“…the surveys you send us now and again?”

“….when you get us together for events and other talking shop things.”

“…things like the Friday afternoon communication meeting and the emails you send us to keep us updated with changes?”

This clearly wasn’t what I was hoping to hear as a business leader.   

And what happens when employees perceive employee engagement, primarily or solely, as a set of ‘things that are done to them’?  Well, luckily, employees are giving us clear insight on this:

According to a recent poll referenced by Forbes, which sheds light on the hidden drivers of ‘The Great Resignation’, nearly half of respondents (45%) say they don’t believe their feedback leads to meaningful change. 


We find ourselves in the middle of the most challenging ‘War on Talent’ in a generation. The latest news on UK jobs shows that there are not enough people to fill vacancies for the first time in many years – which is in no small part due to pandemic induced work disengagement. And against this challenging backdrop, 45% of employees don’t believe that what they have to say will make a blind bit of difference to the direction that the organisation will take to boot.

So, what has gone wrong?

Our People are Amazing

Luckily, our employees are giving us a very clear steer on this too:

According to Gallup and Accenture, whilst engaged and involved employees are 59% less likely to seek out a new job or career in the next twelve months, 31% of those people who do leave will do so due to lack of empowerment.

So, there we have it, in black and white.  Our workforce wants to be empowered;  they want to be told that they are amazing and can achieve great things in our organisation.  And if we can’t create an environment with the suitable foundational characteristics to support this, we are being told very clearly by them what to expect from the Great Resignation.

We need a paradigm shift that moves away from the old way of thinking about employee engagement and shifts to a new approach centring on employee empowerment.

What does an empowered workforce look like? 

A Clear Line of Sight:  Most people have ideas on how to improve their day job.  But an empowered employee will know exactly how their ideas will positively impact the wider business while achieving a greater sense of purpose from their efforts. 

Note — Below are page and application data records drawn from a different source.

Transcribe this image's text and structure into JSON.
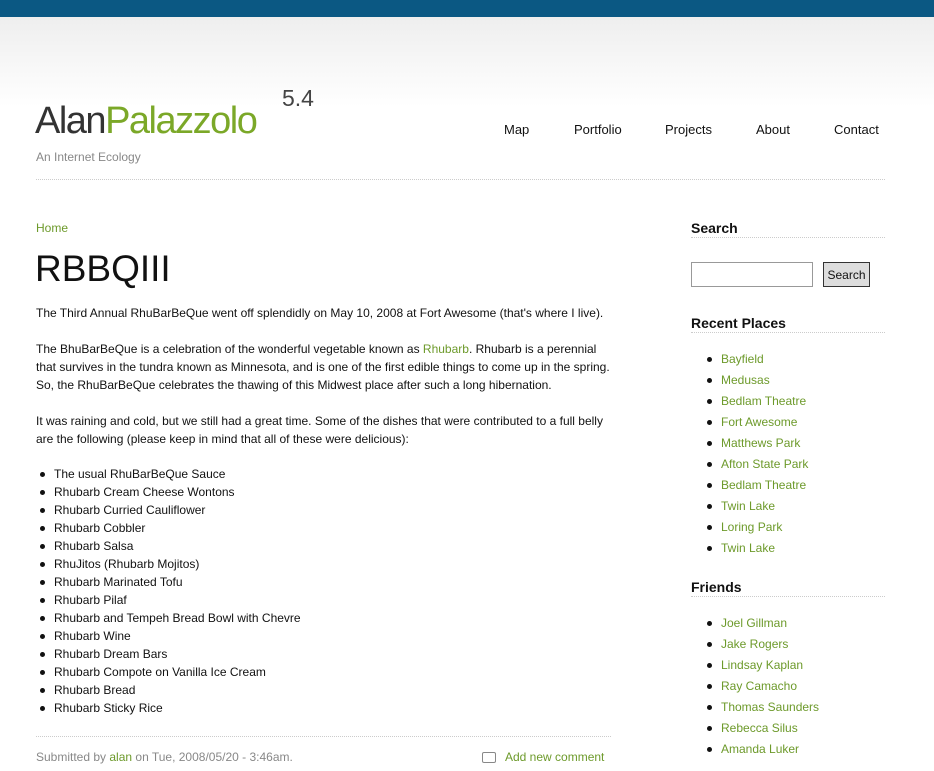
{
  "header": {
    "logo_first": "Alan",
    "logo_second": "Palazzolo",
    "version": "5.4",
    "tagline": "An Internet Ecology",
    "nav": [
      "Map",
      "Portfolio",
      "Projects",
      "About",
      "Contact"
    ]
  },
  "main": {
    "breadcrumb": "Home",
    "title": "RBBQIII",
    "para1": "The Third Annual RhuBarBeQue went off splendidly on May 10, 2008 at Fort Awesome (that's where I live).",
    "para2_before": "The BhuBarBeQue is a celebration of the wonderful vegetable known as ",
    "para2_link": "Rhubarb",
    "para2_after": ". Rhubarb is a perennial that survives in the tundra known as Minnesota, and is one of the first edible things to come up in the spring. So, the RhuBarBeQue celebrates the thawing of this Midwest place after such a long hibernation.",
    "para3": "It was raining and cold, but we still had a great time. Some of the dishes that were contributed to a full belly are the following (please keep in mind that all of these were delicious):",
    "dishes": [
      "The usual RhuBarBeQue Sauce",
      "Rhubarb Cream Cheese Wontons",
      "Rhubarb Curried Cauliflower",
      "Rhubarb Cobbler",
      "Rhubarb Salsa",
      "RhuJitos (Rhubarb Mojitos)",
      "Rhubarb Marinated Tofu",
      "Rhubarb Pilaf",
      "Rhubarb and Tempeh Bread Bowl with Chevre",
      "Rhubarb Wine",
      "Rhubarb Dream Bars",
      "Rhubarb Compote on Vanilla Ice Cream",
      "Rhubarb Bread",
      "Rhubarb Sticky Rice"
    ],
    "submitted_prefix": "Submitted by ",
    "submitted_author": "alan",
    "submitted_suffix": " on Tue, 2008/05/20 - 3:46am.",
    "add_comment": "Add new comment"
  },
  "sidebar": {
    "search_heading": "Search",
    "search_placeholder": "",
    "search_button": "Search",
    "recent_heading": "Recent Places",
    "recent_places": [
      "Bayfield",
      "Medusas",
      "Bedlam Theatre",
      "Fort Awesome",
      "Matthews Park",
      "Afton State Park",
      "Bedlam Theatre",
      "Twin Lake",
      "Loring Park",
      "Twin Lake"
    ],
    "friends_heading": "Friends",
    "friends": [
      "Joel Gillman",
      "Jake Rogers",
      "Lindsay Kaplan",
      "Ray Camacho",
      "Thomas Saunders",
      "Rebecca Silus",
      "Amanda Luker"
    ]
  },
  "colors": {
    "topbar": "#0b5883",
    "accent": "#7ba828",
    "link": "#6d9a2b"
  }
}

A Creative Mindset: Creativity is widespread across every workforce, from leaders to front-line workers.  With the proper support from management, the creative mindset of employees can drive meaningful change that enriches their daily work and contributes to business imperatives.

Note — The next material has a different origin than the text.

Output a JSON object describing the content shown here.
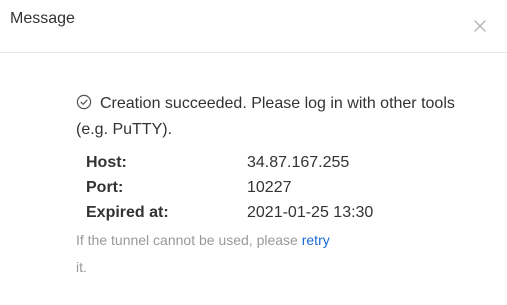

Local Ownership: Nobody can drive process, service, and product improvements better than the people who deliver them daily. By moving from a centrally planned to a local ownership model, local teams will take greater pride in their work and help their team and the organisation realise, rather than miss, more opportunities,

A Trusting Environment: Two-way trust between leaders and employees is a cornerstone of workforce commitment, accountability, and performance.  A transparent framework that helps leaders and employees follow through on their promises to each other is key to building that trust.    

A Focus on Outcomes: A focus on outcomes is essential for everyone – from employees, team, business unit and the organisation’s bottom line.  A management focus on achieving, sharing, and celebrating results – even from those with failures that provide key learnings – will prove to the workforce that their feedback drives change.

The Time for Change?

So, if the collective definitions of employee engagement, as described by Gallup, Forbes et al.  are the real end goal, is it time to think about how we change the perception of our workforce about employee engagement from being something that we do to them, to something that is part of them?

Let’s adopt the use of more appropriate language to start that shift in mindset. Let’s stop talking about employee engagement and start talking about employee empowerment.

And circling back to our tongue in cheek warning at the start of this blog (we hope it didn’t stop you from reading!), isn’t it about time that our job titles better describe what we are, or should be doing.  

Here’s to the future of the Head of Employee Empowerment!